[Your instructions]:
In the listing below, locate the lines that hold "image" and copy them.

[Data]:
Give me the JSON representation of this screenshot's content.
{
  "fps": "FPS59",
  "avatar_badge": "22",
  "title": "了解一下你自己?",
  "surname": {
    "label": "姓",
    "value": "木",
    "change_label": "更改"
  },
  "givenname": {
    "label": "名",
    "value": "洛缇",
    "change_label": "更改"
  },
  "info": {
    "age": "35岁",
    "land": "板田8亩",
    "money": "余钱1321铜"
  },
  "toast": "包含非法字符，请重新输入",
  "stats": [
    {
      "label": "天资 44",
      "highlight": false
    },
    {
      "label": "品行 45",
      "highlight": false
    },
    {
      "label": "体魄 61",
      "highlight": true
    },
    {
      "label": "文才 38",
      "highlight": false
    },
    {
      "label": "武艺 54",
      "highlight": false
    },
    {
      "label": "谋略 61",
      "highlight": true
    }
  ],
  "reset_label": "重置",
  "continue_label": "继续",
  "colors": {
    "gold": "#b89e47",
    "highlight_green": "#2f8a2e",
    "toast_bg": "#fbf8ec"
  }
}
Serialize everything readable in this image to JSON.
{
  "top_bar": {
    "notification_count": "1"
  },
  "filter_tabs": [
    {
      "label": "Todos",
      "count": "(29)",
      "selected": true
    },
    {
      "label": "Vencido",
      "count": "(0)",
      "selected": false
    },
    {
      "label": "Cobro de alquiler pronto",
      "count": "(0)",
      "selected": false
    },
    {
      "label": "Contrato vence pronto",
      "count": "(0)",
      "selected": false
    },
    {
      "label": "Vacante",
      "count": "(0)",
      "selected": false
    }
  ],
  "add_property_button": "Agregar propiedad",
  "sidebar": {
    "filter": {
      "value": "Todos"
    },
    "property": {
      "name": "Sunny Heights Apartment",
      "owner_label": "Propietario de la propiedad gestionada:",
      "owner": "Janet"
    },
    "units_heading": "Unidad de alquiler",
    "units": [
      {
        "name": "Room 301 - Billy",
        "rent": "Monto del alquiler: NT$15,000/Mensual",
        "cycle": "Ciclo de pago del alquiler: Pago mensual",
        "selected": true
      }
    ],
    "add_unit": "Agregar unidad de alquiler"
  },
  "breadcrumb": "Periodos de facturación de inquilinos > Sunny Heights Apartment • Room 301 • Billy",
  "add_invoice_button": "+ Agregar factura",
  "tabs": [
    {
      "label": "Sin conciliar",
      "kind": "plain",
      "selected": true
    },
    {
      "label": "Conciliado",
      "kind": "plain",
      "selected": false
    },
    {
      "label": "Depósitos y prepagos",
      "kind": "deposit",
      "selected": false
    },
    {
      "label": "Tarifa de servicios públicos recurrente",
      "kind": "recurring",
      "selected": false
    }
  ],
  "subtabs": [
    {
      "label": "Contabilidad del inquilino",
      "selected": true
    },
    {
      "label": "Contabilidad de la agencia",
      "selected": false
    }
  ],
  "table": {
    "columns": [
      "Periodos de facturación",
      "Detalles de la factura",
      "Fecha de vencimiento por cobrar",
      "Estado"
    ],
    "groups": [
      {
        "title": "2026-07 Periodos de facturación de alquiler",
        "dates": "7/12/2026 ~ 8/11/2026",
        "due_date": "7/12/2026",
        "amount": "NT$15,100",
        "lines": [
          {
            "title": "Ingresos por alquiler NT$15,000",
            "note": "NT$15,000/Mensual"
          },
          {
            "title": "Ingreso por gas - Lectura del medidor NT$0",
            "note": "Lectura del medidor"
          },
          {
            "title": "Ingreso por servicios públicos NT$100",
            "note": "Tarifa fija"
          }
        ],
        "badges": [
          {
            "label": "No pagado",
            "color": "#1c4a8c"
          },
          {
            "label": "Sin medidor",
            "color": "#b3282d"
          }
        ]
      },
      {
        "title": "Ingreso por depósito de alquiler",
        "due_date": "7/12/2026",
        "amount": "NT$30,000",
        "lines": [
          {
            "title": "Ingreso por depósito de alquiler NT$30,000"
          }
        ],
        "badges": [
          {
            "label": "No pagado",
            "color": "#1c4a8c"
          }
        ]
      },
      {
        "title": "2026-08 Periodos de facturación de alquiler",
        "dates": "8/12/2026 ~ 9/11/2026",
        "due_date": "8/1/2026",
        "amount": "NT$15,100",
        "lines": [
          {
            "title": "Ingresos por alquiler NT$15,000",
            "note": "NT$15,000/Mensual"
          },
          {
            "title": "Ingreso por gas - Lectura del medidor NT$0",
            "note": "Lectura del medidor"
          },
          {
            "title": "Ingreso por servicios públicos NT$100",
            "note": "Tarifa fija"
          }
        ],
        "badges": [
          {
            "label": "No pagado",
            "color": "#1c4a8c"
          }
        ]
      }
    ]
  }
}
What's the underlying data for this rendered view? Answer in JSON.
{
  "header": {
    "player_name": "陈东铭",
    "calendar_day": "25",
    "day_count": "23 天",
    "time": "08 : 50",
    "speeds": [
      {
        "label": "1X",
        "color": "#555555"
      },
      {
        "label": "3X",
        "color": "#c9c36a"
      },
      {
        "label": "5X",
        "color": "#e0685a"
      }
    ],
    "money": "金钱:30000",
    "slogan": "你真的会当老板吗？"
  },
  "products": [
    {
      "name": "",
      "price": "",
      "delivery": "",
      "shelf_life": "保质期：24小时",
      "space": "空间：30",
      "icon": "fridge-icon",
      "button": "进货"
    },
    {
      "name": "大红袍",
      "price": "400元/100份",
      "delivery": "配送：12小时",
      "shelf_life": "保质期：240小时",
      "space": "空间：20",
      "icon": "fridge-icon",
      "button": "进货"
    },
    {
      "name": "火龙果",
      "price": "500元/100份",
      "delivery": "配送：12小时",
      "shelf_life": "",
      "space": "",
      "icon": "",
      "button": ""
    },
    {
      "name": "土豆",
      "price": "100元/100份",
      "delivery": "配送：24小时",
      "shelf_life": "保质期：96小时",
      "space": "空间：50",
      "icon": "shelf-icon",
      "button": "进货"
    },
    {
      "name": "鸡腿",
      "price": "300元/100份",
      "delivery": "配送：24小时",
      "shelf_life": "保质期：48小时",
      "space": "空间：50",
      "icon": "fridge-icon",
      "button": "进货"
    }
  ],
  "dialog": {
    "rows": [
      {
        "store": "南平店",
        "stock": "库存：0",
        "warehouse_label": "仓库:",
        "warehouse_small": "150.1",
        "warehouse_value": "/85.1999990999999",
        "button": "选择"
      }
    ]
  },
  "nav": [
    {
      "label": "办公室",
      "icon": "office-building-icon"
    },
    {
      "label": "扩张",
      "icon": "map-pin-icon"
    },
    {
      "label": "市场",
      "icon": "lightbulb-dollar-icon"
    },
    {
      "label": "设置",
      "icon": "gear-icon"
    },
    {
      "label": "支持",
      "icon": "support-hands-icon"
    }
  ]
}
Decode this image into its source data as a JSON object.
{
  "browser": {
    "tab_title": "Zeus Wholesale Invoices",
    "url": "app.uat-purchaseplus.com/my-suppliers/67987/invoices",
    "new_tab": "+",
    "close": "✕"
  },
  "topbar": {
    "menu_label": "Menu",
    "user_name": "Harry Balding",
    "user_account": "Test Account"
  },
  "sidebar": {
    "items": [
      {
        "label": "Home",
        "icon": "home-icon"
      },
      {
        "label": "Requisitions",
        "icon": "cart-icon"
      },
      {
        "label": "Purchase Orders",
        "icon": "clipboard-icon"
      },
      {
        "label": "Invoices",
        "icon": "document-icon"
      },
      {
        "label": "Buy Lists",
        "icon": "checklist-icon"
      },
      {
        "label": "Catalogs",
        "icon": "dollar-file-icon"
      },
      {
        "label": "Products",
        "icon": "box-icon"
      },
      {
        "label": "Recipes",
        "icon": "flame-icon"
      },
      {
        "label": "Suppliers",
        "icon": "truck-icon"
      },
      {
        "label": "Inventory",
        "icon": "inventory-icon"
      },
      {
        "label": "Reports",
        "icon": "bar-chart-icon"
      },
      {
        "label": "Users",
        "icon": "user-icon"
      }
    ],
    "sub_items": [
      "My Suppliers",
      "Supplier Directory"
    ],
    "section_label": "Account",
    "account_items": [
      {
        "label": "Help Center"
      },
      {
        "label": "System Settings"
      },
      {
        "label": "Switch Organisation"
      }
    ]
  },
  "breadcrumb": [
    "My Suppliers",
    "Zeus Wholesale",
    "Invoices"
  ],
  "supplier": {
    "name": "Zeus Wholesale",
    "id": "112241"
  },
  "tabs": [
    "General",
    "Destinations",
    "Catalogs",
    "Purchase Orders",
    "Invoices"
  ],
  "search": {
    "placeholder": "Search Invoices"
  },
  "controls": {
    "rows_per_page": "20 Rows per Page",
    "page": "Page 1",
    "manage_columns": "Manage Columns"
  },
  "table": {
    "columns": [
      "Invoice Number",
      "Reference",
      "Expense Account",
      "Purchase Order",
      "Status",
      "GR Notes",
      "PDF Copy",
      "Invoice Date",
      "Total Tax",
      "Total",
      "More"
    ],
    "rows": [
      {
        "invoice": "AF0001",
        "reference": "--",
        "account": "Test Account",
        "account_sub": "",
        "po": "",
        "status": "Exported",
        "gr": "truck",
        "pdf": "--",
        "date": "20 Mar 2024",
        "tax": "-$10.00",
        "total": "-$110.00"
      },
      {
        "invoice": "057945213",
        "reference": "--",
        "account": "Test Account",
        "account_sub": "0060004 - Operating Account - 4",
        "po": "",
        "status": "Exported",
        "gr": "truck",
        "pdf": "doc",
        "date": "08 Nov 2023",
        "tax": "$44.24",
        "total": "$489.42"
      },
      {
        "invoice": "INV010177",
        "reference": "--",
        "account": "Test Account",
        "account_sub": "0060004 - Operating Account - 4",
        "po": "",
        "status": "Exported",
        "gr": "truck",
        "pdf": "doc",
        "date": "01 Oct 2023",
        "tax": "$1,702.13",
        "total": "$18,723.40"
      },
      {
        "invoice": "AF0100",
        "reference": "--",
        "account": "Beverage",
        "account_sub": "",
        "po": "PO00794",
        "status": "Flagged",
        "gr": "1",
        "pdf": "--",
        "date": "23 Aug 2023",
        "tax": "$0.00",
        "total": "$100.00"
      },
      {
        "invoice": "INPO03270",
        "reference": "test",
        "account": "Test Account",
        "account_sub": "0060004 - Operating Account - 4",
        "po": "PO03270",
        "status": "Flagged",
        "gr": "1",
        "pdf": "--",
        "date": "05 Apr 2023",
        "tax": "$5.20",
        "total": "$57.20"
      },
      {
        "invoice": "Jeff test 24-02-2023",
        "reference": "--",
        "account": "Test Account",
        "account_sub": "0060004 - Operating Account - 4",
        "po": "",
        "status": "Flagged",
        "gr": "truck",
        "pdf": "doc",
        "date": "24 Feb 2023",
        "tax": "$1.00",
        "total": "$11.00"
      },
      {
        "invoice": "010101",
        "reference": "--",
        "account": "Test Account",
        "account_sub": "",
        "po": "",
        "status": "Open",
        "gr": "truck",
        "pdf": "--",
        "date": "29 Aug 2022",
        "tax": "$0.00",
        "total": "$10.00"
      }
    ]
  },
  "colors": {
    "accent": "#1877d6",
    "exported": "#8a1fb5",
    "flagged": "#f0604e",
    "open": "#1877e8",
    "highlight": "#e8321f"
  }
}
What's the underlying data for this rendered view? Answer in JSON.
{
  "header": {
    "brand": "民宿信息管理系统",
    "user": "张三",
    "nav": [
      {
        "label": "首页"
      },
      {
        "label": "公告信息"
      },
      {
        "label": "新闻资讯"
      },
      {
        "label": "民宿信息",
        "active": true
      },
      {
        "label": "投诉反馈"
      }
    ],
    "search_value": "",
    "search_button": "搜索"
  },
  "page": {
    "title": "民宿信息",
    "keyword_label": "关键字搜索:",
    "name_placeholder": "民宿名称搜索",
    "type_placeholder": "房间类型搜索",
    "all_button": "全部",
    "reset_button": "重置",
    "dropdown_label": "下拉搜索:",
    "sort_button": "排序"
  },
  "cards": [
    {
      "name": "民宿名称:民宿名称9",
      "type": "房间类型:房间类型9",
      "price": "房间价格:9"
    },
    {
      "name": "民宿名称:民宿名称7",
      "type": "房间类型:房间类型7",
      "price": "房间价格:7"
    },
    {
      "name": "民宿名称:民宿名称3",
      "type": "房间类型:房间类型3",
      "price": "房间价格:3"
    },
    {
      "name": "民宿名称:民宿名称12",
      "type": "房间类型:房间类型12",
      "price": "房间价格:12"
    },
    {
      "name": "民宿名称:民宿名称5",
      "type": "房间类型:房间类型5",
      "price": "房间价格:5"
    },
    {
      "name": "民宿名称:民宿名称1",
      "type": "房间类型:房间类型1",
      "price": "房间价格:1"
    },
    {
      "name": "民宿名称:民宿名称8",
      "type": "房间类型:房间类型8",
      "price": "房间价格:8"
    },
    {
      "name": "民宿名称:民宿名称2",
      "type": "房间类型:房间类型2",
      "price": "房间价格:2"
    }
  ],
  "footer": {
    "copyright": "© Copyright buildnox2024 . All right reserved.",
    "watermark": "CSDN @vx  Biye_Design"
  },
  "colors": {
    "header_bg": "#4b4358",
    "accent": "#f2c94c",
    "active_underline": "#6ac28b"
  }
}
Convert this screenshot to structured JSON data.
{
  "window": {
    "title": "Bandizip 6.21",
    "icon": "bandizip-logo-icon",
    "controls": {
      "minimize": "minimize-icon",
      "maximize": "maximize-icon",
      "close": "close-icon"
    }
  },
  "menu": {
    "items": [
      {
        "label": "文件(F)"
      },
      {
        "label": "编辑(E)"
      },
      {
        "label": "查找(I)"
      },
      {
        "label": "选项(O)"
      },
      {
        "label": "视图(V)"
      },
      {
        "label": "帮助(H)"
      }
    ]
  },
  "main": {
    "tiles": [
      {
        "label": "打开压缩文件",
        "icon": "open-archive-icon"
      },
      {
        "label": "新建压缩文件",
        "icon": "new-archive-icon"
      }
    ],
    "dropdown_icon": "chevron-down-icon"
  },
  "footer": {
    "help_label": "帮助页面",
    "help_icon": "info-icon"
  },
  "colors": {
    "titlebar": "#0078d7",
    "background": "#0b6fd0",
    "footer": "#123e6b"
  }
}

[Task output]:
Serialize everything readable in this image to JSON.
Decode this image into its source data as a JSON object.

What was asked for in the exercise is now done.